Hike and mountain bike the day away in Idyllwild
Idyllwild is a small mountain town at the foot of Mt. San Jacinto that can be jam-packed full of tourists and vacationers on the weekends, but if you time it right during an off week, the middle of the week can be quite quiet. On a recent trip, I set out in the cool morning air to hike up to the PCT at Saddle Junction via the Devils Slide route, a popular outing. Along the way as I stepped some 2.5 miles with a little under 1,700 feet of elevation gain, spectacular views of Tahquitz Peak and Suicide Rock across the way appeared and disappeared from the forest canopy. PCT thru-hikers bopped their way down the trail, the town being a long-standing refueling spot. Bird songs lifted as the sun reached higher into the sky. Viewing Tahquitz, a well-known climbing spot in southern California with a history nearing 100 years, I thought to myself: Idyllwild has all you need for a few days to recharge oneself.

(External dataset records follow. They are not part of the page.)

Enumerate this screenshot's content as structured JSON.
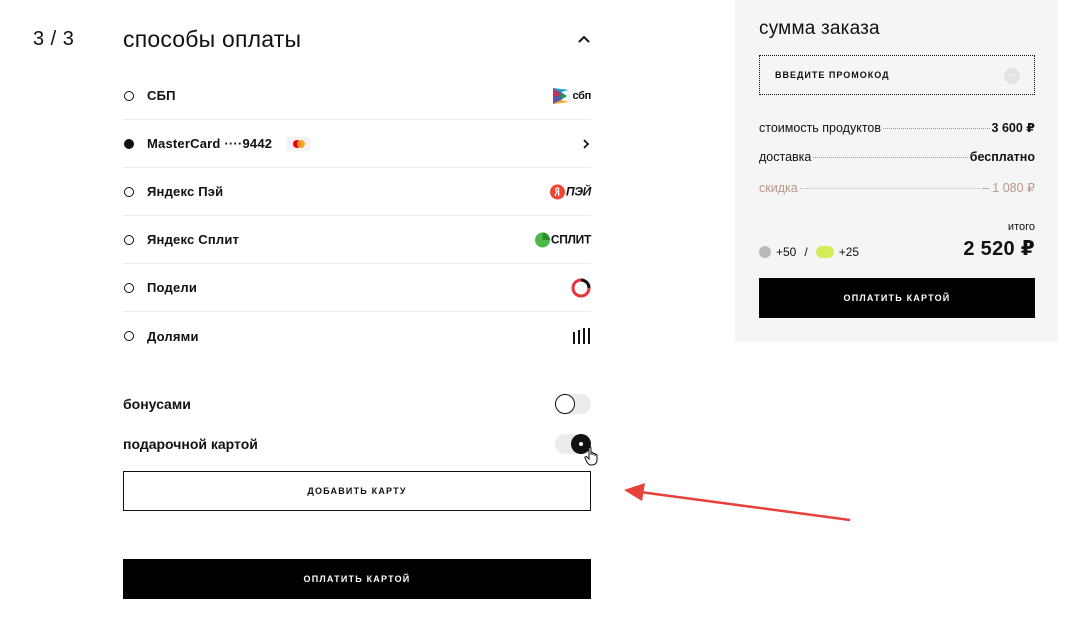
{
  "step": "3 / 3",
  "payment": {
    "title": "способы оплаты",
    "methods": [
      {
        "label": "СБП",
        "selected": false,
        "logo": "сбп",
        "logo_icon": "sbp-logo-icon"
      },
      {
        "label": "MasterCard ····9442",
        "selected": true,
        "logo_icon": "chevron-right-icon"
      },
      {
        "label": "Яндекс Пэй",
        "selected": false,
        "logo": "ПЭЙ",
        "logo_icon": "yandex-pay-logo-icon"
      },
      {
        "label": "Яндекс Сплит",
        "selected": false,
        "logo": "СПЛИТ",
        "logo_icon": "yandex-split-logo-icon"
      },
      {
        "label": "Подели",
        "selected": false,
        "logo_icon": "podeli-logo-icon"
      },
      {
        "label": "Долями",
        "selected": false,
        "logo_icon": "dolyami-logo-icon"
      }
    ],
    "bonuses_label": "бонусами",
    "bonuses_on": false,
    "giftcard_label": "подарочной картой",
    "giftcard_on": true,
    "add_card_label": "ДОБАВИТЬ КАРТУ",
    "pay_label": "ОПЛАТИТЬ КАРТОЙ"
  },
  "summary": {
    "title": "сумма заказа",
    "promo_placeholder": "ВВЕДИТЕ ПРОМОКОД",
    "rows": [
      {
        "label": "стоимость продуктов",
        "value": "3 600 ₽"
      },
      {
        "label": "доставка",
        "value": "бесплатно"
      },
      {
        "label": "скидка",
        "value": "– 1 080 ₽"
      }
    ],
    "total_label": "итого",
    "total_value": "2 520 ₽",
    "bonus_a": "+50",
    "bonus_sep": "/",
    "bonus_b": "+25",
    "pay_label": "ОПЛАТИТЬ КАРТОЙ"
  },
  "colors": {
    "discount": "#b6978a",
    "annotation_arrow": "#e8413a",
    "bonus_green": "#d4ec5a"
  }
}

On the other side of town there are The Hub trails. No maps exist for them, other than in a few corners of the internet. I had long heard of the trails, but never really put forth much effort to locate them until this latest trip. Built and maintained by local mountain bikers, they twist, turn, climb and descend in classic cross-country rhythms of yesterday, so to speak. I marveled at what I “found,” declaring to friends via text that they were the best mountain biking trail network in southern California. Up on a ridge trail, looking across to Mt. San Jacinto and having not seen another person for nearly two hours, the day spring-time-warm and sunny with a soft breeze, I experienced a moment of blissfulness. Sometimes things align and the energy feels so good, despite the onset of tiredness, that you tell yourself to push on a little more, riding the stoke a little longer.

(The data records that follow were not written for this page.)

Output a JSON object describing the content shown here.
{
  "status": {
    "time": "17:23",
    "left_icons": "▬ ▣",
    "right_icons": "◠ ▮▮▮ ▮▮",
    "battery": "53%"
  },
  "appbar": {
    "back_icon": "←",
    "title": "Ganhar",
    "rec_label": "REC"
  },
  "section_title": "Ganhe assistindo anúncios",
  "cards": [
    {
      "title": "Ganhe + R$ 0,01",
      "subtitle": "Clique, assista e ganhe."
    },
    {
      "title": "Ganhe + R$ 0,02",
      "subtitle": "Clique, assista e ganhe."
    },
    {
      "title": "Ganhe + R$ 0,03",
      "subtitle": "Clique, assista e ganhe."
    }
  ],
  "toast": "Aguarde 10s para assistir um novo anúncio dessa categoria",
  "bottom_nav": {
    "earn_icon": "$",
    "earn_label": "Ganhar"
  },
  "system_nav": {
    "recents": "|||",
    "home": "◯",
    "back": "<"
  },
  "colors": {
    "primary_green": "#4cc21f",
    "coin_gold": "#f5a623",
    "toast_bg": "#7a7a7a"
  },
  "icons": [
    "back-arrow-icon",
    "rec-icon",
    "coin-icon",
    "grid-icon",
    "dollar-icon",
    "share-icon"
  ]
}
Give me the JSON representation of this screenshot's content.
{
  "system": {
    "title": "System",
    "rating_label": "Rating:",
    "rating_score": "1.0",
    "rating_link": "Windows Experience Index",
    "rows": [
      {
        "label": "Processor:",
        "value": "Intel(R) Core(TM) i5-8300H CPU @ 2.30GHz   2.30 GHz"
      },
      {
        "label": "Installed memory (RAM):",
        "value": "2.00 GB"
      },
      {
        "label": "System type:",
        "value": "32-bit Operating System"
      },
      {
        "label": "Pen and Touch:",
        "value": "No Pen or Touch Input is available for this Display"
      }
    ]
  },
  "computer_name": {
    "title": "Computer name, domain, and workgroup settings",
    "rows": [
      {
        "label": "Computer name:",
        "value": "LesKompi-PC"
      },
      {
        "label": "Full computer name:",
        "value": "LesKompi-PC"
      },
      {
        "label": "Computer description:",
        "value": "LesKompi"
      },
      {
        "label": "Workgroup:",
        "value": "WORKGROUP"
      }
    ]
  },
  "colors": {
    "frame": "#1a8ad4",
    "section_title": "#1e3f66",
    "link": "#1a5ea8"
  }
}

At the end of the day, after hiking Devils Slide in the morning and pedaling The Hub trails for a few hours in the afternoon, I sat on a boulder and had an IPA from the local beer maker: Idyllwild Brewpub. They recently started canning six-packs of it. First impression: it is not a west coast IPA. It is not loaded with hops. My goodness, it reminded of IPAs brewed back east in the 1990s, with a little more malt presence than what we see today in a lot of IPAs. Not really sweet, but something along those lines. I would say it is easily drinkable, especially when sitting in a forest, which I guess is to say: why complain?
When in town, be sure to stop by the brew pub. The patio setting is very relaxing, has a pretty view with all the trees around, a perfect spot to simply chill out. Grub and grog in that setting will satiate more than your belly.